The data Block Start

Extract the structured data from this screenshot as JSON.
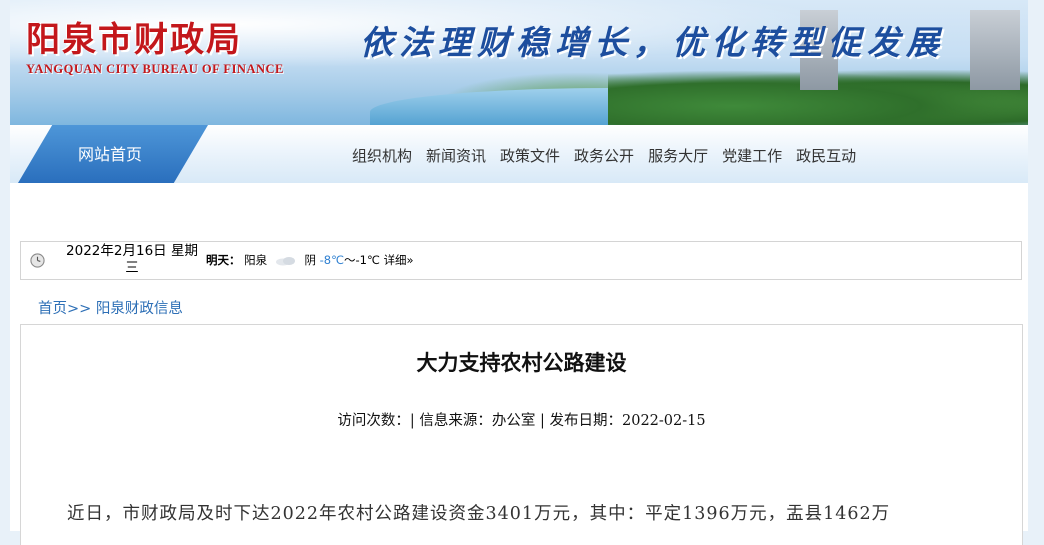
{
  "header": {
    "logo_cn": "阳泉市财政局",
    "logo_en": "YANGQUAN CITY BUREAU OF FINANCE",
    "slogan": "依法理财稳增长，优化转型促发展"
  },
  "nav": {
    "home_label": "网站首页",
    "items": [
      "组织机构",
      "新闻资讯",
      "政策文件",
      "政务公开",
      "服务大厅",
      "党建工作",
      "政民互动"
    ]
  },
  "weather": {
    "date": "2022年2月16日 星期三",
    "tomorrow_label": "明天：",
    "city": "阳泉",
    "condition": "阴",
    "temp_low": "-8℃",
    "separator": "～",
    "temp_high": "-1℃",
    "detail_link": "详细»"
  },
  "breadcrumb": {
    "home": "首页",
    "sep": ">>",
    "current": "阳泉财政信息"
  },
  "article": {
    "title": "大力支持农村公路建设",
    "meta": "访问次数：| 信息来源：办公室 |  发布日期：2022-02-15",
    "body": "近日，市财政局及时下达2022年农村公路建设资金3401万元，其中：平定1396万元，盂县1462万"
  },
  "colors": {
    "brand_red": "#c3171b",
    "slogan_blue": "#1d4e9e",
    "link_blue": "#2d6fb6",
    "nav_tab_blue": "#2a6fbd"
  }
}
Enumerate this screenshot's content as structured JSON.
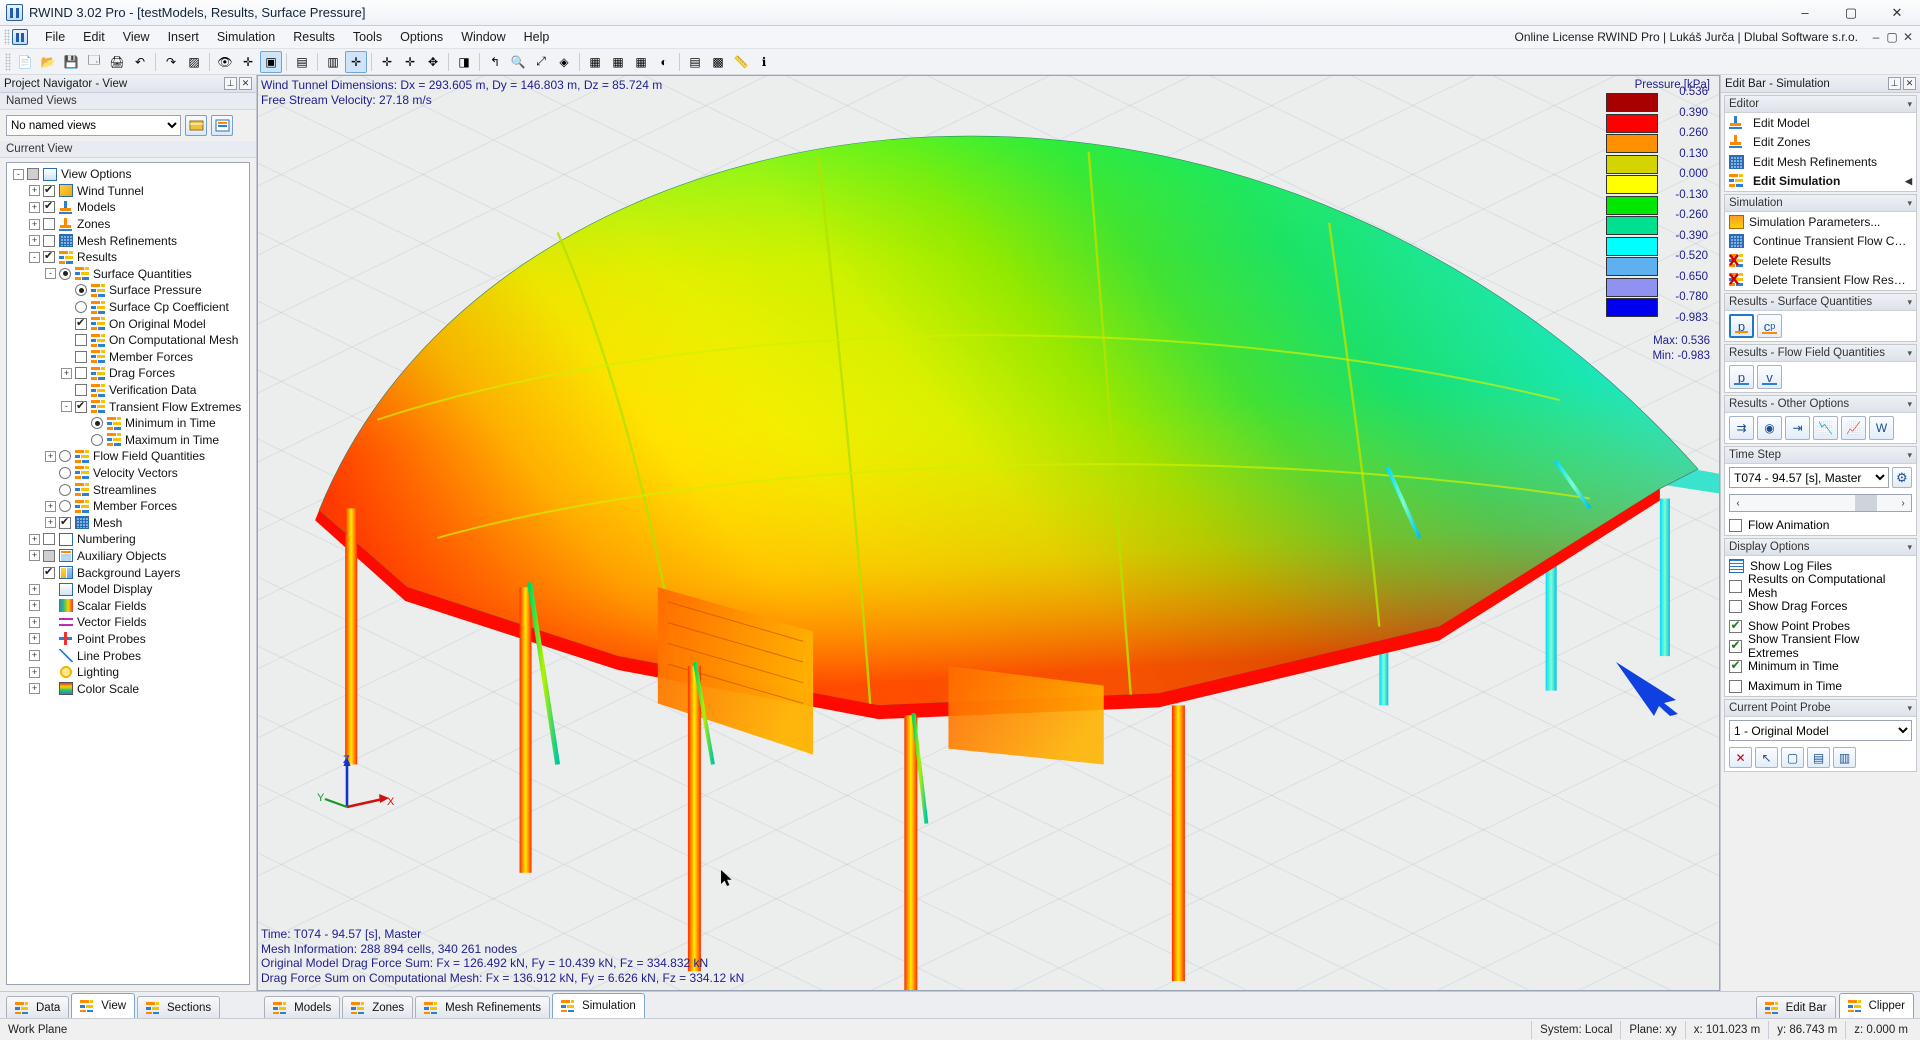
{
  "window": {
    "title": "RWIND 3.02 Pro - [testModels, Results, Surface Pressure]",
    "minimize": "–",
    "maximize": "▢",
    "close": "✕"
  },
  "menu": {
    "items": [
      "File",
      "Edit",
      "View",
      "Insert",
      "Simulation",
      "Results",
      "Tools",
      "Options",
      "Window",
      "Help"
    ],
    "license": "Online License RWIND Pro | Lukáš Jurča | Dlubal Software s.r.o.",
    "doc_minimize": "–",
    "doc_restore": "▢",
    "doc_close": "✕"
  },
  "toolbar": {
    "buttons": [
      {
        "name": "new-file",
        "glyph": "📄"
      },
      {
        "name": "open-file",
        "glyph": "📂"
      },
      {
        "name": "save-file",
        "glyph": "💾"
      },
      {
        "name": "save-as",
        "glyph": "🗔"
      },
      {
        "name": "print",
        "glyph": "🖨"
      },
      {
        "name": "undo",
        "glyph": "↶"
      },
      {
        "name": "redo",
        "glyph": "↷"
      },
      {
        "name": "render-shaded",
        "glyph": "▨"
      },
      {
        "name": "render-wire",
        "glyph": "👁"
      },
      {
        "name": "snap-grid",
        "glyph": "✛"
      },
      {
        "name": "select-window",
        "glyph": "▣"
      },
      {
        "name": "select-model",
        "glyph": "▤"
      },
      {
        "name": "deselect",
        "glyph": "▥"
      },
      {
        "name": "rotate-view",
        "glyph": "✛"
      },
      {
        "name": "rotate-view-2",
        "glyph": "✛"
      },
      {
        "name": "rotate-view-3",
        "glyph": "✛"
      },
      {
        "name": "pan-view",
        "glyph": "✥"
      },
      {
        "name": "view-render",
        "glyph": "◨"
      },
      {
        "name": "zoom-previous",
        "glyph": "↰"
      },
      {
        "name": "zoom-window",
        "glyph": "🔍"
      },
      {
        "name": "zoom-all",
        "glyph": "⤢"
      },
      {
        "name": "view-iso",
        "glyph": "◈"
      },
      {
        "name": "view-xy",
        "glyph": "▦"
      },
      {
        "name": "view-xz",
        "glyph": "▦"
      },
      {
        "name": "view-yz",
        "glyph": "▦"
      },
      {
        "name": "visibility",
        "glyph": "◐"
      },
      {
        "name": "layers",
        "glyph": "▤"
      },
      {
        "name": "grid-toggle",
        "glyph": "▩"
      },
      {
        "name": "measure",
        "glyph": "📏"
      },
      {
        "name": "info",
        "glyph": "ℹ"
      }
    ]
  },
  "navigator": {
    "title": "Project Navigator - View",
    "pin": "⊥",
    "close": "✕",
    "named_views_header": "Named Views",
    "named_views_value": "No named views",
    "named_view_btn_1": "save-view-icon",
    "named_view_btn_2": "manage-views-icon",
    "current_view_header": "Current View",
    "tree": [
      {
        "label": "View Options",
        "indent": 0,
        "tog": "-",
        "ctrl": "cb-gray",
        "icon": "ic-disp"
      },
      {
        "label": "Wind Tunnel",
        "indent": 1,
        "tog": "+",
        "ctrl": "cb-on",
        "icon": "ic-tunnel"
      },
      {
        "label": "Models",
        "indent": 1,
        "tog": "+",
        "ctrl": "cb-on",
        "icon": "ic-model"
      },
      {
        "label": "Zones",
        "indent": 1,
        "tog": "+",
        "ctrl": "cb-off",
        "icon": "ic-zone"
      },
      {
        "label": "Mesh Refinements",
        "indent": 1,
        "tog": "+",
        "ctrl": "cb-off",
        "icon": "ic-mesh"
      },
      {
        "label": "Results",
        "indent": 1,
        "tog": "-",
        "ctrl": "cb-on",
        "icon": "ic-res"
      },
      {
        "label": "Surface Quantities",
        "indent": 2,
        "tog": "-",
        "ctrl": "rb-on",
        "icon": "ic-res"
      },
      {
        "label": "Surface Pressure",
        "indent": 3,
        "tog": "",
        "ctrl": "rb-on",
        "icon": "ic-res"
      },
      {
        "label": "Surface Cp Coefficient",
        "indent": 3,
        "tog": "",
        "ctrl": "rb-off",
        "icon": "ic-res"
      },
      {
        "label": "On Original Model",
        "indent": 3,
        "tog": "",
        "ctrl": "cb-on",
        "icon": "ic-res"
      },
      {
        "label": "On Computational Mesh",
        "indent": 3,
        "tog": "",
        "ctrl": "cb-off",
        "icon": "ic-res"
      },
      {
        "label": "Member Forces",
        "indent": 3,
        "tog": "",
        "ctrl": "cb-off",
        "icon": "ic-res"
      },
      {
        "label": "Drag Forces",
        "indent": 3,
        "tog": "+",
        "ctrl": "cb-off",
        "icon": "ic-res"
      },
      {
        "label": "Verification Data",
        "indent": 3,
        "tog": "",
        "ctrl": "cb-off",
        "icon": "ic-res"
      },
      {
        "label": "Transient Flow Extremes",
        "indent": 3,
        "tog": "-",
        "ctrl": "cb-on",
        "icon": "ic-res"
      },
      {
        "label": "Minimum in Time",
        "indent": 4,
        "tog": "",
        "ctrl": "rb-on",
        "icon": "ic-res"
      },
      {
        "label": "Maximum in Time",
        "indent": 4,
        "tog": "",
        "ctrl": "rb-off",
        "icon": "ic-res"
      },
      {
        "label": "Flow Field Quantities",
        "indent": 2,
        "tog": "+",
        "ctrl": "rb-off",
        "icon": "ic-res"
      },
      {
        "label": "Velocity Vectors",
        "indent": 2,
        "tog": "",
        "ctrl": "rb-off",
        "icon": "ic-res"
      },
      {
        "label": "Streamlines",
        "indent": 2,
        "tog": "",
        "ctrl": "rb-off",
        "icon": "ic-res"
      },
      {
        "label": "Member Forces",
        "indent": 2,
        "tog": "+",
        "ctrl": "rb-off",
        "icon": "ic-res"
      },
      {
        "label": "Mesh",
        "indent": 2,
        "tog": "+",
        "ctrl": "cb-on",
        "icon": "ic-mesh"
      },
      {
        "label": "Numbering",
        "indent": 1,
        "tog": "+",
        "ctrl": "cb-off",
        "icon": "ic-num"
      },
      {
        "label": "Auxiliary Objects",
        "indent": 1,
        "tog": "+",
        "ctrl": "cb-gray",
        "icon": "ic-aux"
      },
      {
        "label": "Background Layers",
        "indent": 1,
        "tog": "",
        "ctrl": "cb-on",
        "icon": "ic-bg"
      },
      {
        "label": "Model Display",
        "indent": 1,
        "tog": "+",
        "ctrl": "none",
        "icon": "ic-disp"
      },
      {
        "label": "Scalar Fields",
        "indent": 1,
        "tog": "+",
        "ctrl": "none",
        "icon": "ic-scalar"
      },
      {
        "label": "Vector Fields",
        "indent": 1,
        "tog": "+",
        "ctrl": "none",
        "icon": "ic-vector"
      },
      {
        "label": "Point Probes",
        "indent": 1,
        "tog": "+",
        "ctrl": "none",
        "icon": "ic-probe"
      },
      {
        "label": "Line Probes",
        "indent": 1,
        "tog": "+",
        "ctrl": "none",
        "icon": "ic-line"
      },
      {
        "label": "Lighting",
        "indent": 1,
        "tog": "+",
        "ctrl": "none",
        "icon": "ic-light"
      },
      {
        "label": "Color Scale",
        "indent": 1,
        "tog": "+",
        "ctrl": "none",
        "icon": "ic-colorscale"
      }
    ]
  },
  "viewport": {
    "info_top": "Wind Tunnel Dimensions: Dx = 293.605 m, Dy = 146.803 m, Dz = 85.724 m\nFree Stream Velocity: 27.18 m/s",
    "info_bottom": "Time: T074 - 94.57 [s], Master\nMesh Information: 288 894 cells, 340 261 nodes\nOriginal Model Drag Force Sum: Fx = 126.492 kN, Fy = 10.439 kN, Fz = 334.832 kN\nDrag Force Sum on Computational Mesh: Fx = 136.912 kN, Fy = 6.626 kN, Fz = 334.12 kN",
    "axes": {
      "x": "X",
      "y": "Y",
      "z": "Z"
    }
  },
  "chart_data": {
    "type": "heatmap",
    "title": "Pressure [kPa]",
    "legend_position": "top-right",
    "max_label": "Max:",
    "max_value": "0.536",
    "min_label": "Min:",
    "min_value": "-0.983",
    "tick_labels": [
      "0.536",
      "0.390",
      "0.260",
      "0.130",
      "0.000",
      "-0.130",
      "-0.260",
      "-0.390",
      "-0.520",
      "-0.650",
      "-0.780",
      "-0.983"
    ],
    "bands": [
      {
        "color": "#a80000",
        "upper": "0.536",
        "lower": "0.390"
      },
      {
        "color": "#fd0000",
        "upper": "0.390",
        "lower": "0.260"
      },
      {
        "color": "#ff9000",
        "upper": "0.260",
        "lower": "0.130"
      },
      {
        "color": "#d4d400",
        "upper": "0.130",
        "lower": "0.000"
      },
      {
        "color": "#ffff00",
        "upper": "0.000",
        "lower": "-0.130"
      },
      {
        "color": "#00e800",
        "upper": "-0.130",
        "lower": "-0.260"
      },
      {
        "color": "#00e090",
        "upper": "-0.260",
        "lower": "-0.390"
      },
      {
        "color": "#00ffff",
        "upper": "-0.390",
        "lower": "-0.520"
      },
      {
        "color": "#5fb0ef",
        "upper": "-0.520",
        "lower": "-0.650"
      },
      {
        "color": "#8f92f0",
        "upper": "-0.650",
        "lower": "-0.780"
      },
      {
        "color": "#0000f0",
        "upper": "-0.780",
        "lower": "-0.983"
      }
    ]
  },
  "editbar": {
    "title": "Edit Bar - Simulation",
    "pin": "⊥",
    "close": "✕",
    "editor": {
      "header": "Editor",
      "items": [
        {
          "label": "Edit Model",
          "icon": "edit-model-icon",
          "bold": false
        },
        {
          "label": "Edit Zones",
          "icon": "edit-zones-icon",
          "bold": false
        },
        {
          "label": "Edit Mesh Refinements",
          "icon": "edit-mesh-icon",
          "bold": false
        },
        {
          "label": "Edit Simulation",
          "icon": "edit-simulation-icon",
          "bold": true
        }
      ]
    },
    "simulation": {
      "header": "Simulation",
      "items": [
        {
          "label": "Simulation Parameters...",
          "icon": "simulation-parameters-icon"
        },
        {
          "label": "Continue Transient Flow Calculat...",
          "icon": "continue-transient-icon"
        },
        {
          "label": "Delete Results",
          "icon": "delete-results-icon"
        },
        {
          "label": "Delete Transient Flow Results...",
          "icon": "delete-transient-icon"
        }
      ]
    },
    "results_surface": {
      "header": "Results - Surface Quantities",
      "buttons": [
        {
          "label": "p",
          "name": "surface-pressure-button",
          "selected": true,
          "under": "#ff8a00"
        },
        {
          "label": "c",
          "sub": "p",
          "name": "surface-cp-button",
          "selected": false,
          "under": "#ff8a00"
        }
      ]
    },
    "results_flow": {
      "header": "Results - Flow Field Quantities",
      "buttons": [
        {
          "label": "p",
          "name": "flow-pressure-button",
          "selected": false,
          "under": "#2b7fd4"
        },
        {
          "label": "v",
          "name": "flow-velocity-button",
          "selected": false,
          "under": "#2b7fd4"
        }
      ]
    },
    "results_other": {
      "header": "Results - Other Options",
      "buttons": [
        {
          "name": "velocity-vectors-button",
          "glyph": "⇉"
        },
        {
          "name": "streamlines-button",
          "glyph": "◉"
        },
        {
          "name": "clipping-plane-button",
          "glyph": "⇥"
        },
        {
          "name": "result-diagram-button",
          "glyph": "📉"
        },
        {
          "name": "result-chart-button",
          "glyph": "📈"
        },
        {
          "name": "export-word-button",
          "glyph": "W"
        }
      ]
    },
    "time_step": {
      "header": "Time Step",
      "value": "T074 - 94.57 [s], Master",
      "settings_icon": "gear-icon",
      "prev": "‹",
      "next": "›"
    },
    "flow_animation": {
      "label": "Flow Animation",
      "checked": false
    },
    "display_options": {
      "header": "Display Options",
      "items": [
        {
          "label": "Show Log Files",
          "type": "icon",
          "icon": "log-file-icon"
        },
        {
          "label": "Results on Computational Mesh",
          "type": "check",
          "checked": false
        },
        {
          "label": "Show Drag Forces",
          "type": "check",
          "checked": false
        },
        {
          "label": "Show Point Probes",
          "type": "check",
          "checked": true
        },
        {
          "label": "Show Transient Flow Extremes",
          "type": "check",
          "checked": true
        },
        {
          "label": "Minimum in Time",
          "type": "check",
          "checked": true
        },
        {
          "label": "Maximum in Time",
          "type": "check",
          "checked": false
        }
      ]
    },
    "point_probe": {
      "header": "Current Point Probe",
      "value": "1 - Original Model",
      "buttons": [
        {
          "name": "delete-probe-button",
          "glyph": "✕",
          "color": "#cc0000"
        },
        {
          "name": "pick-probe-button",
          "glyph": "↖"
        },
        {
          "name": "new-probe-button",
          "glyph": "▢"
        },
        {
          "name": "probe-table-button",
          "glyph": "▤"
        },
        {
          "name": "probe-export-button",
          "glyph": "▥"
        }
      ]
    }
  },
  "bottom_tabs": {
    "left": [
      {
        "label": "Data",
        "name": "tab-data",
        "active": false
      },
      {
        "label": "View",
        "name": "tab-view",
        "active": true
      },
      {
        "label": "Sections",
        "name": "tab-sections",
        "active": false
      }
    ],
    "center": [
      {
        "label": "Models",
        "name": "tab-models",
        "active": false
      },
      {
        "label": "Zones",
        "name": "tab-zones",
        "active": false
      },
      {
        "label": "Mesh Refinements",
        "name": "tab-mesh-refinements",
        "active": false
      },
      {
        "label": "Simulation",
        "name": "tab-simulation",
        "active": true
      }
    ],
    "right": [
      {
        "label": "Edit Bar",
        "name": "tab-edit-bar",
        "active": false
      },
      {
        "label": "Clipper",
        "name": "tab-clipper",
        "active": true
      }
    ]
  },
  "statusbar": {
    "work_plane": "Work Plane",
    "system": "System: Local",
    "plane": "Plane: xy",
    "x": "x:  101.023 m",
    "y": "y:  86.743 m",
    "z": "z:  0.000 m"
  }
}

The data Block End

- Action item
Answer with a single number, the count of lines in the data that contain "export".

- Answer box
2